• [WORK INSTRUCTION] Tell how many lines in the data contain the string "this", using a single number as the whole reply.

• [INFORMATION PROVIDED]
____
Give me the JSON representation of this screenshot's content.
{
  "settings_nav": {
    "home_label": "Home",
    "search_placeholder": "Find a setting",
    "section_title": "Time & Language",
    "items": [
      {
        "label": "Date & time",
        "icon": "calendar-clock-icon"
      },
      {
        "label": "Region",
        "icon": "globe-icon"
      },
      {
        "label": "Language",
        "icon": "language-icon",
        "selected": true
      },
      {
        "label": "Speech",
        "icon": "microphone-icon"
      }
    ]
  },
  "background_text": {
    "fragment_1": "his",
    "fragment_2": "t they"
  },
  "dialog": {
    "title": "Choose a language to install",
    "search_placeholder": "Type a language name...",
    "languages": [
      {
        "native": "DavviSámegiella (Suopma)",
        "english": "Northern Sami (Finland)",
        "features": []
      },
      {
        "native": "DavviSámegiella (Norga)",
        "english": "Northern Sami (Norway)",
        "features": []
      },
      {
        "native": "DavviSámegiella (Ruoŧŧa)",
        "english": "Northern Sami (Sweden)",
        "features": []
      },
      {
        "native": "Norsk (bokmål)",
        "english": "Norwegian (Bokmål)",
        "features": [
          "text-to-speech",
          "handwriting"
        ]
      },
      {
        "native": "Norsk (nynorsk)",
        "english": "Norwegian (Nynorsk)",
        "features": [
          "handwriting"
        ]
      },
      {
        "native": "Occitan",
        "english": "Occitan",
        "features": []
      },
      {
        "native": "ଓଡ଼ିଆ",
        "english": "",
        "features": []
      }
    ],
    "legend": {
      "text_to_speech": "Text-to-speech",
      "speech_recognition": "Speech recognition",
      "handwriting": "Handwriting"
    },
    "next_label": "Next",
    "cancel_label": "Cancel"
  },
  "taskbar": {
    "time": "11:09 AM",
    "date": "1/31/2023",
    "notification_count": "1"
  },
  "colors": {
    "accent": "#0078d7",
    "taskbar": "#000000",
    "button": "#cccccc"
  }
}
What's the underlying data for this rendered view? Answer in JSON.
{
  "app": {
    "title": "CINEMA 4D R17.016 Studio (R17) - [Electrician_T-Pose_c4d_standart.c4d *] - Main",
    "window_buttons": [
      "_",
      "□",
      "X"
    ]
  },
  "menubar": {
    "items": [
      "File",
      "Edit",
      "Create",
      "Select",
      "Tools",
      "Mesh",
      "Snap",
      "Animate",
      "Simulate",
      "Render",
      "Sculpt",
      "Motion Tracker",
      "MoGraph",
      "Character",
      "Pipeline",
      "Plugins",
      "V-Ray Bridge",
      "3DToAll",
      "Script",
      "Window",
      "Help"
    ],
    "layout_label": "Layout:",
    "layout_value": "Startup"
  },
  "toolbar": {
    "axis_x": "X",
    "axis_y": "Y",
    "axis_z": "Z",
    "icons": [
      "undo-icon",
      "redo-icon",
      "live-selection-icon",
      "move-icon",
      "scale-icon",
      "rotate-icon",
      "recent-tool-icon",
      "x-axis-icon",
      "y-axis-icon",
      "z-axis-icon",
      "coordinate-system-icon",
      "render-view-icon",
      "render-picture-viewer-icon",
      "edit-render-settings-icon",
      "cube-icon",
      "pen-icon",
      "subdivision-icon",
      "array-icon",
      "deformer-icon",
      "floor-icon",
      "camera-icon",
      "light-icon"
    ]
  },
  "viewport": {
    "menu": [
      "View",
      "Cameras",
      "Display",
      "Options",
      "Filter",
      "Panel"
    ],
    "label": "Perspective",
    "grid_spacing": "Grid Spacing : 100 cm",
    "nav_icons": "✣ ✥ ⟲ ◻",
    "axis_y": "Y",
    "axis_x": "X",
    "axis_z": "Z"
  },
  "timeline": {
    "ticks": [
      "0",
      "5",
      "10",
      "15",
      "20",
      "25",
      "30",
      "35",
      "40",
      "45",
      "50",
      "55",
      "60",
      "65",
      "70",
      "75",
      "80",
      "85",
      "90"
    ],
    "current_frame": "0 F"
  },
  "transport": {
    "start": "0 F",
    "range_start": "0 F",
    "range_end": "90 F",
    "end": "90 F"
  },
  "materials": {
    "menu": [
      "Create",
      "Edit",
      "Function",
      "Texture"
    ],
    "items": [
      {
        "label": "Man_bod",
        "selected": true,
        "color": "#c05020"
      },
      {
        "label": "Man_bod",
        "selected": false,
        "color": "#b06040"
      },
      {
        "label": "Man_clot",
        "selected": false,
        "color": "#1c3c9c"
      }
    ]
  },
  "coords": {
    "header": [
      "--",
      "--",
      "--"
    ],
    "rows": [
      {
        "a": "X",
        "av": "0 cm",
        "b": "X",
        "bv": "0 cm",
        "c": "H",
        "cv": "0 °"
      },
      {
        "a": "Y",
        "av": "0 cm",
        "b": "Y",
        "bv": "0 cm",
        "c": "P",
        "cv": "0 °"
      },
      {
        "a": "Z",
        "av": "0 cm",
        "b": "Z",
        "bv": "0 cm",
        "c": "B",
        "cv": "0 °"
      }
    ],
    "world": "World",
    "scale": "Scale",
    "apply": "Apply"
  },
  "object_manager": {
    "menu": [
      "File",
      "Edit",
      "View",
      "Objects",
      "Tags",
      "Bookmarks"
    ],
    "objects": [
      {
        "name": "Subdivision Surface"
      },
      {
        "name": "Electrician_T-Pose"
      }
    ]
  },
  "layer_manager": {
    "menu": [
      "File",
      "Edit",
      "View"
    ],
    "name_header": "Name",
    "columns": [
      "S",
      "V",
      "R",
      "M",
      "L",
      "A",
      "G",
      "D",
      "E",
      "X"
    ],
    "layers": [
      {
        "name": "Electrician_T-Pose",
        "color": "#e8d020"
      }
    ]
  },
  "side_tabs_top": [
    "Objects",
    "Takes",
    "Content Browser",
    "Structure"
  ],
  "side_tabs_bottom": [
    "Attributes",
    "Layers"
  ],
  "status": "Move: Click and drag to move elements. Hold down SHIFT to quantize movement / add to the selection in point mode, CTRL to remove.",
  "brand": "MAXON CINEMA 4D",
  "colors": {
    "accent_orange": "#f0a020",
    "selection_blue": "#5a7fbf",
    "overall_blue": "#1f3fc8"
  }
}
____
• [RESULT] 2